## WHAT THIS TASK INVOLVES
Search the material for the string "defined" and copy each line where it occurs.

----------

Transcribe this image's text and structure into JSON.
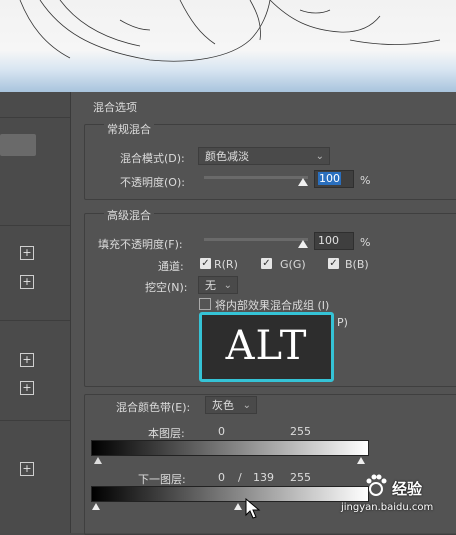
{
  "blending_options": {
    "section_title": "混合选项",
    "general": {
      "title": "常规混合",
      "blend_mode_label": "混合模式(D):",
      "blend_mode_value": "颜色减淡",
      "opacity_label": "不透明度(O):",
      "opacity_value": "100",
      "opacity_unit": "%",
      "opacity_fraction": 1.0
    },
    "advanced": {
      "title": "高级混合",
      "fill_opacity_label": "填充不透明度(F):",
      "fill_opacity_value": "100",
      "fill_opacity_unit": "%",
      "fill_opacity_fraction": 1.0,
      "channels_label": "通道:",
      "channel_r": "R(R)",
      "channel_g": "G(G)",
      "channel_b": "B(B)",
      "knockout_label": "挖空(N):",
      "knockout_value": "无",
      "blend_interior_label": "将内部效果混合成组 (I)",
      "partial_p": "P)"
    },
    "blend_if": {
      "label": "混合颜色带(E):",
      "value": "灰色",
      "this_layer_label": "本图层:",
      "this_layer_min": "0",
      "this_layer_max": "255",
      "underlying_label": "下一图层:",
      "underlying_min": "0",
      "underlying_sep": "/",
      "underlying_mid": "139",
      "underlying_max": "255"
    }
  },
  "overlay": {
    "key_badge": "ALT"
  },
  "watermark": {
    "brand": "经验",
    "url": "jingyan.baidu.com"
  },
  "colors": {
    "accent": "#35c3d6",
    "selection": "#2a6fbe",
    "panel": "#535353"
  },
  "icons": [
    "plus-icon",
    "chevron-down-icon",
    "checkmark-icon",
    "arrow-cursor-icon",
    "baidu-paw-icon"
  ]
}
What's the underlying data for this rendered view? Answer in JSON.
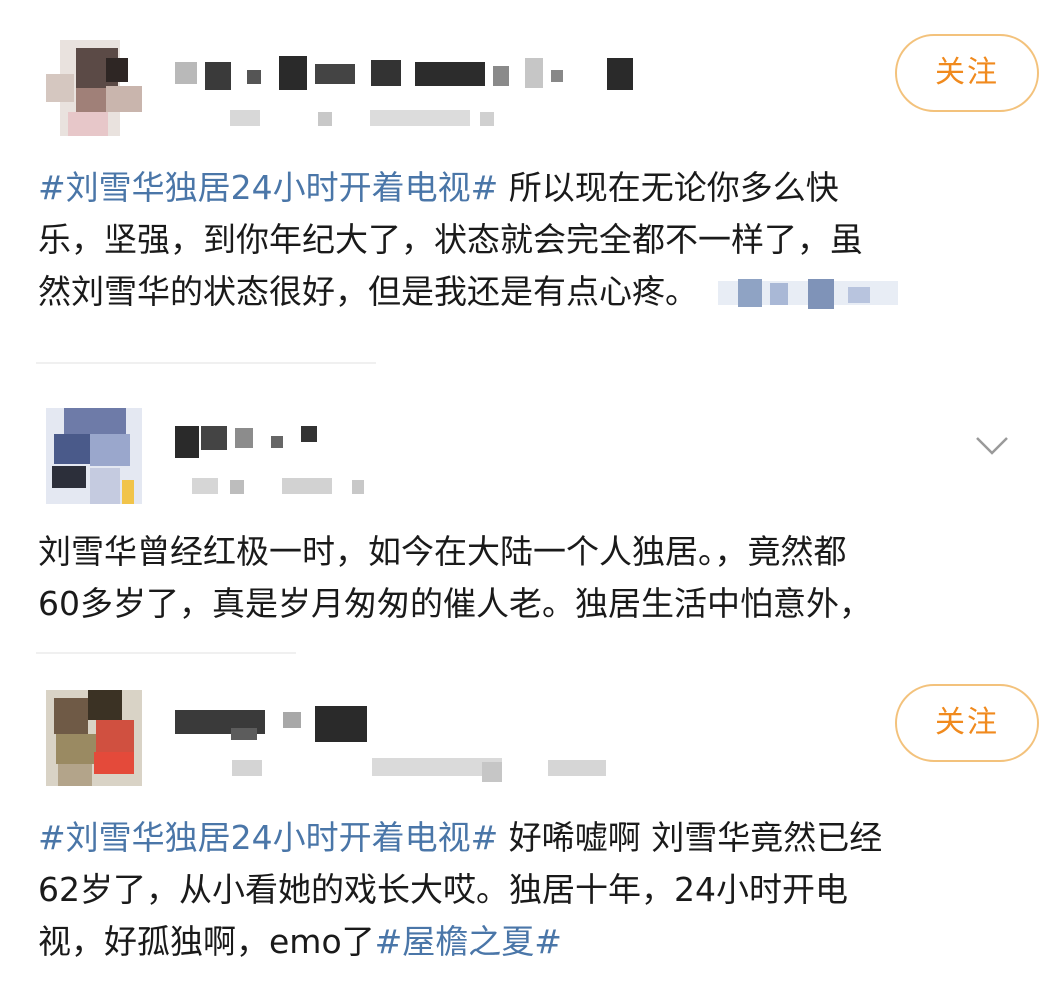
{
  "posts": [
    {
      "follow_label": "关注",
      "lines": [
        {
          "tag": "#刘雪华独居24小时开着电视#",
          "text": " 所以现在无论你多么快"
        },
        {
          "text": "乐，坚强，到你年纪大了，状态就会完全都不一样了，虽"
        },
        {
          "text": "然刘雪华的状态很好，但是我还是有点心疼。"
        }
      ]
    },
    {
      "lines": [
        {
          "text": "刘雪华曾经红极一时，如今在大陆一个人独居。，竟然都"
        },
        {
          "text": "60多岁了，真是岁月匆匆的催人老。独居生活中怕意外，"
        }
      ]
    },
    {
      "follow_label": "关注",
      "lines": [
        {
          "tag": "#刘雪华独居24小时开着电视#",
          "text": " 好唏嘘啊 刘雪华竟然已经"
        },
        {
          "text": "62岁了，从小看她的戏长大哎。独居十年，24小时开电"
        },
        {
          "text": "视，好孤独啊，emo了",
          "tag_after": "#屋檐之夏#"
        }
      ]
    }
  ],
  "icons": {
    "collapse": "chevron-down-icon"
  },
  "colors": {
    "topic_link": "#4a76a8",
    "follow_text": "#f08a1e",
    "follow_border": "#f3c27c"
  }
}
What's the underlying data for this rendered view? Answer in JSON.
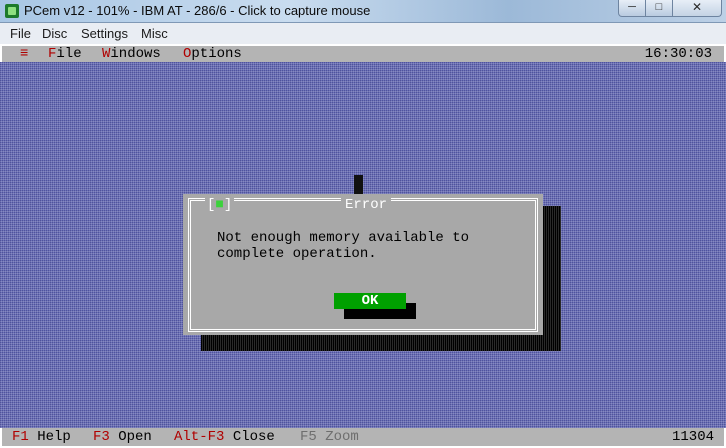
{
  "window": {
    "title": "PCem v12 - 101% - IBM AT - 286/6 - Click to capture mouse",
    "controls": {
      "minimize": "─",
      "maximize": "□",
      "close": "✕"
    }
  },
  "host_menu": [
    "File",
    "Disc",
    "Settings",
    "Misc"
  ],
  "dos": {
    "system_menu": "≡",
    "menu": [
      {
        "hotkey": "F",
        "rest": "ile"
      },
      {
        "hotkey": "W",
        "rest": "indows"
      },
      {
        "hotkey": "O",
        "rest": "ptions"
      }
    ],
    "clock": "16:30:03",
    "dialog": {
      "title": "Error",
      "close_left": "[",
      "close_mark": "■",
      "close_right": "]",
      "message_lines": [
        "Not enough memory available to",
        "complete operation."
      ],
      "ok_label": "OK"
    },
    "statusbar": {
      "items": [
        {
          "key": "F1",
          "label": "Help"
        },
        {
          "key": "F3",
          "label": "Open"
        },
        {
          "key": "Alt-F3",
          "label": "Close"
        },
        {
          "key": "F5",
          "label": "Zoom"
        }
      ],
      "memory": "11304"
    }
  }
}
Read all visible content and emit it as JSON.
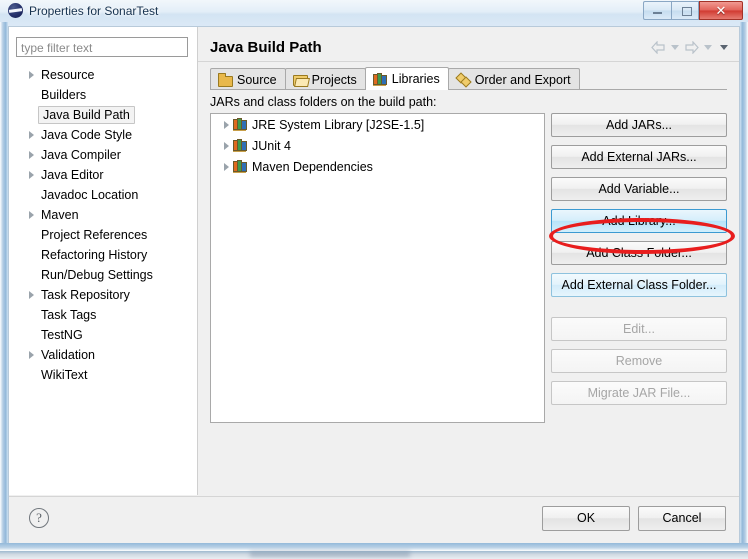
{
  "window": {
    "title": "Properties for SonarTest",
    "app_icon": "eclipse-icon",
    "minimize_label": "",
    "maximize_label": "",
    "close_label": "✕"
  },
  "filter": {
    "placeholder": "type filter text",
    "value": ""
  },
  "sidebar": {
    "items": [
      {
        "label": "Resource",
        "expandable": true,
        "selected": false
      },
      {
        "label": "Builders",
        "expandable": false,
        "selected": false
      },
      {
        "label": "Java Build Path",
        "expandable": false,
        "selected": true
      },
      {
        "label": "Java Code Style",
        "expandable": true,
        "selected": false
      },
      {
        "label": "Java Compiler",
        "expandable": true,
        "selected": false
      },
      {
        "label": "Java Editor",
        "expandable": true,
        "selected": false
      },
      {
        "label": "Javadoc Location",
        "expandable": false,
        "selected": false
      },
      {
        "label": "Maven",
        "expandable": true,
        "selected": false
      },
      {
        "label": "Project References",
        "expandable": false,
        "selected": false
      },
      {
        "label": "Refactoring History",
        "expandable": false,
        "selected": false
      },
      {
        "label": "Run/Debug Settings",
        "expandable": false,
        "selected": false
      },
      {
        "label": "Task Repository",
        "expandable": true,
        "selected": false
      },
      {
        "label": "Task Tags",
        "expandable": false,
        "selected": false
      },
      {
        "label": "TestNG",
        "expandable": false,
        "selected": false
      },
      {
        "label": "Validation",
        "expandable": true,
        "selected": false
      },
      {
        "label": "WikiText",
        "expandable": false,
        "selected": false
      }
    ]
  },
  "page": {
    "title": "Java Build Path",
    "nav": {
      "back_icon": "back-arrow-icon",
      "back_menu_icon": "chevron-down-icon",
      "forward_icon": "forward-arrow-icon",
      "forward_menu_icon": "chevron-down-icon",
      "menu_icon": "chevron-down-icon"
    }
  },
  "tabs": [
    {
      "label": "Source",
      "icon": "source-folder-icon",
      "active": false
    },
    {
      "label": "Projects",
      "icon": "projects-folder-icon",
      "active": false
    },
    {
      "label": "Libraries",
      "icon": "libraries-books-icon",
      "active": true
    },
    {
      "label": "Order and Export",
      "icon": "order-export-icon",
      "active": false
    }
  ],
  "libraries_panel": {
    "caption": "JARs and class folders on the build path:",
    "entries": [
      {
        "label": "JRE System Library [J2SE-1.5]",
        "icon": "library-books-icon",
        "expandable": true
      },
      {
        "label": "JUnit 4",
        "icon": "library-books-icon",
        "expandable": true
      },
      {
        "label": "Maven Dependencies",
        "icon": "library-books-icon",
        "expandable": true
      }
    ],
    "buttons": [
      {
        "label": "Add JARs...",
        "state": "normal"
      },
      {
        "label": "Add External JARs...",
        "state": "normal"
      },
      {
        "label": "Add Variable...",
        "state": "normal"
      },
      {
        "label": "Add Library...",
        "state": "hover"
      },
      {
        "label": "Add Class Folder...",
        "state": "normal"
      },
      {
        "label": "Add External Class Folder...",
        "state": "tinted"
      },
      {
        "label": "Edit...",
        "state": "disabled"
      },
      {
        "label": "Remove",
        "state": "disabled"
      },
      {
        "label": "Migrate JAR File...",
        "state": "disabled"
      }
    ]
  },
  "annotation": {
    "shape": "ellipse",
    "color": "#e81d1d",
    "target_button": "Add Library..."
  },
  "footer": {
    "help_icon": "help-question-icon",
    "help_glyph": "?",
    "ok_label": "OK",
    "cancel_label": "Cancel"
  },
  "colors": {
    "accent": "#3c9ad1",
    "annotation": "#e81d1d",
    "dialog_bg": "#f0f0f0",
    "title_text": "#16324f"
  }
}
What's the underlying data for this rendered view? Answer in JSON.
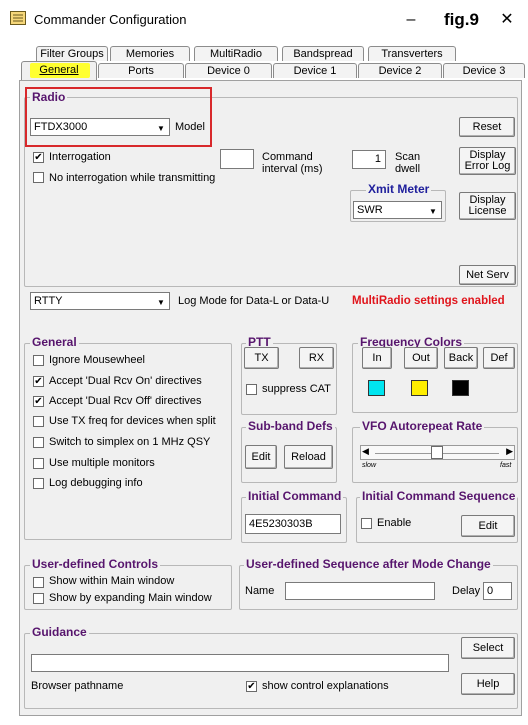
{
  "window": {
    "title": "Commander Configuration",
    "fig_label": "fig.9",
    "minimize": "–",
    "close": "✕"
  },
  "tabs_back": [
    "Filter Groups",
    "Memories",
    "MultiRadio",
    "Bandspread",
    "Transverters"
  ],
  "tabs_front": [
    "General",
    "Ports",
    "Device 0",
    "Device 1",
    "Device 2",
    "Device 3"
  ],
  "radio": {
    "title": "Radio",
    "model_value": "FTDX3000",
    "model_label": "Model",
    "reset": "Reset",
    "interrogation": "Interrogation",
    "no_interrogation": "No interrogation while transmitting",
    "command_interval_value": "",
    "command_interval_label1": "Command",
    "command_interval_label2": "interval (ms)",
    "scan_dwell_value": "1",
    "scan_dwell_label1": "Scan",
    "scan_dwell_label2": "dwell",
    "display_error_log1": "Display",
    "display_error_log2": "Error Log",
    "xmit_meter_title": "Xmit Meter",
    "xmit_meter_value": "SWR",
    "display_license1": "Display",
    "display_license2": "License",
    "net_serv": "Net Serv",
    "log_mode_value": "RTTY",
    "log_mode_label": "Log Mode for Data-L or Data-U",
    "multiradio_status": "MultiRadio settings enabled"
  },
  "general": {
    "title": "General",
    "items": [
      {
        "label": "Ignore Mousewheel",
        "checked": ""
      },
      {
        "label": "Accept 'Dual Rcv On' directives",
        "checked": "✔"
      },
      {
        "label": "Accept 'Dual Rcv Off' directives",
        "checked": "✔"
      },
      {
        "label": "Use TX freq for devices when split",
        "checked": ""
      },
      {
        "label": "Switch to simplex on 1 MHz QSY",
        "checked": ""
      },
      {
        "label": "Use multiple monitors",
        "checked": ""
      },
      {
        "label": "Log debugging info",
        "checked": ""
      }
    ]
  },
  "ptt": {
    "title": "PTT",
    "tx": "TX",
    "rx": "RX",
    "suppress_cat": "suppress CAT"
  },
  "frequency_colors": {
    "title": "Frequency Colors",
    "in": "In",
    "out": "Out",
    "back": "Back",
    "def": "Def",
    "colors": [
      "#00e5f0",
      "#ffee00",
      "#000000"
    ]
  },
  "subband": {
    "title": "Sub-band Defs",
    "edit": "Edit",
    "reload": "Reload"
  },
  "vfo": {
    "title": "VFO Autorepeat Rate",
    "slow": "slow",
    "fast": "fast",
    "level": 0.5
  },
  "initial_command": {
    "title": "Initial Command",
    "value": "4E5230303B"
  },
  "initial_sequence": {
    "title": "Initial Command Sequence",
    "enable": "Enable",
    "edit": "Edit"
  },
  "user_controls": {
    "title": "User-defined Controls",
    "within": "Show within Main window",
    "expanding": "Show by expanding Main window"
  },
  "user_sequence": {
    "title": "User-defined Sequence after Mode Change",
    "name_label": "Name",
    "name_value": "",
    "delay_label": "Delay",
    "delay_value": "0"
  },
  "guidance": {
    "title": "Guidance",
    "select": "Select",
    "path_value": "",
    "browser_label": "Browser pathname",
    "show_explanations": "show control explanations",
    "show_checked": "✔",
    "help": "Help"
  }
}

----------

## ANSWER AREA
    "title": "User-defined Controls",
    "title": "User-defined Sequence after Mode Change",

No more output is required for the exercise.